Many hundreds of thousands people live at Campi Flegrei, a caldera located near Naples, Italy, which had a large ground inflation in 1982-1984 followed by twenty years of subsidence. Recently, the behavior of the volcano has changed: the fumaroles have increased in activity; swarms of low-magnitude earthquakes have become more frequent; and the ground started a new general uplifting trend, indicating that the system is undergoing repeated injections of magmatic fluid. Physical simulations of the process show that total injected fluid masses are the same order of magnitude as those emitted during small to medium size volcanic eruptions, and their cumulative curve highlights a current period of increasing activity.
Upper plate tectonic stress state may influence interseismic coupling on subduction megathrusts
Laura M. Wallace et al., GNS Science, Lower Hutt 5040, New Zealand. Posted online 23 July 2012; doi: 10.1130/G33373.1.

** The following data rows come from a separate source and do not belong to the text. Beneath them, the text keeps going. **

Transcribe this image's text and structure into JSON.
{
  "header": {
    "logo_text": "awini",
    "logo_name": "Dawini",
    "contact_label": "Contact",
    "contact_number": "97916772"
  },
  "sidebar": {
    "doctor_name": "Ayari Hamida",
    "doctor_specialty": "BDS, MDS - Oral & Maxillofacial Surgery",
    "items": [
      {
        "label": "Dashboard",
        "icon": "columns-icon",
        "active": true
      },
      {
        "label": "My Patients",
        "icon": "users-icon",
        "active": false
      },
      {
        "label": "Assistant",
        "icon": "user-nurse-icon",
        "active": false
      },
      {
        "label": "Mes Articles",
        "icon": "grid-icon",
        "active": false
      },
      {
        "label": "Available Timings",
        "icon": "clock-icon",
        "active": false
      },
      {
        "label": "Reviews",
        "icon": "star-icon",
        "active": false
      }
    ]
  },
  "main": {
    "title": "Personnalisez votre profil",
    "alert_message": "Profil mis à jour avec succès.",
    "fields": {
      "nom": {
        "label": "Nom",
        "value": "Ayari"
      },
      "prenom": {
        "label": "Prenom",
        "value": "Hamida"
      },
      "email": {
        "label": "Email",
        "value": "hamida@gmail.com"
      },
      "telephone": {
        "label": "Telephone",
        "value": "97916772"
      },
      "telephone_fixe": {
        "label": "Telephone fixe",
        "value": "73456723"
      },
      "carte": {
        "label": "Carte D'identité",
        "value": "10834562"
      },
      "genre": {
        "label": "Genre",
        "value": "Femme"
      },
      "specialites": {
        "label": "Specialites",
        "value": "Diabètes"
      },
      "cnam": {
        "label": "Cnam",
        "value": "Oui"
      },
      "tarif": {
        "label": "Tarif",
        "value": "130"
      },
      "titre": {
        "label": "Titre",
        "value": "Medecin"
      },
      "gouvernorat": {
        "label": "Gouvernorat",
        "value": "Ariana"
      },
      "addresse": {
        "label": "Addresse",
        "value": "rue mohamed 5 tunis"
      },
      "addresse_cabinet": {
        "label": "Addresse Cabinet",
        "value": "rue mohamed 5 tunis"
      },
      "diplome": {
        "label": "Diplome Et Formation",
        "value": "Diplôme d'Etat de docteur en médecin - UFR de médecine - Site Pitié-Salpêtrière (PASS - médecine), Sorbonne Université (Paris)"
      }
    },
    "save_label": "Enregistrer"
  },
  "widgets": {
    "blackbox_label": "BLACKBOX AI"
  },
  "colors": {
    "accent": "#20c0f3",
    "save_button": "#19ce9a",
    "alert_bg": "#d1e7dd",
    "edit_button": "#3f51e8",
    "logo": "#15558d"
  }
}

Faults that accommodate subduction of one tectonic plate beneath another produce the largest and most destructive earthquakes and tsunamis on Earth -- such as the March 2011 M9.0 earthquake and tsunami in northern Japan. The increasing use of GPS techniques to measure deformation of tectonic plates at subduction zones has revealed that in some cases the subducting and overriding plates are locked or "coupled" together between large earthquakes due to friction along the fault, while other subduction plate boundaries tend to creep aseismically. Using GPS data from subduction zones in southwest Japan, New Zealand, and Vanuatu to document the degree of fault locking versus fault creep, Laura M. Wallace and colleagues show that a lateral change from aseismic creep to deep locking also correlates with a change in the tectonic behavior of the overriding plate from rifting to contraction. To explain this observation, they suggest that interactions between fluid pressure and the tectonic stress regime within the overriding plate may influence the degree of locking versus creep on the subduction interface fault. This new hypothesis may help to explain why some subduction zones lock up and produce great megathrust earthquakes while others do not.
Thickness of the chemical weathering zone and implications for erosional and climatic drivers of weathering and for carbon-cycle feedbacks
A. Joshua West, Dept. of Earth Sciences, University of Southern California, 3651 Trousdale Parkway, Los Angeles, California 90089, USA. Posted online 23 July 2012; doi: 10.1130/G33041.1.
The thin veneer at Earth's surface, known as the Critical Zone, plays host to a range of chemical reactions that are critical for generating and sustaining the resources that support life and shape the natural environment. The chemical breakdown of minerals -- known as chemical weathering -- is one of the most important of these chemical reactions. Until now, little has been known about where chemical weathering takes place, with soils typically thought to define the most important interface across which rocks break down chemically and physically. The analysis presented here challenges this assumption, indicating that chemical weathering takes place across a distributed zone that is often at least partly hosted in soils, but may also include bedrock, for example along fractures at depth. As a result, even landscapes with minimal soil may generate significant weathering fluxes. Moreover, because the total flux of material associated with erosion is high in these settings, they may play disproportionately important roles in global geochemical cycles. The ultimate message is that just because landscapes don't have soils doesn't mean that they are not significant players in the global exchange between the solid rock that makes up the bulk of the Earth and the life-sustaining surface.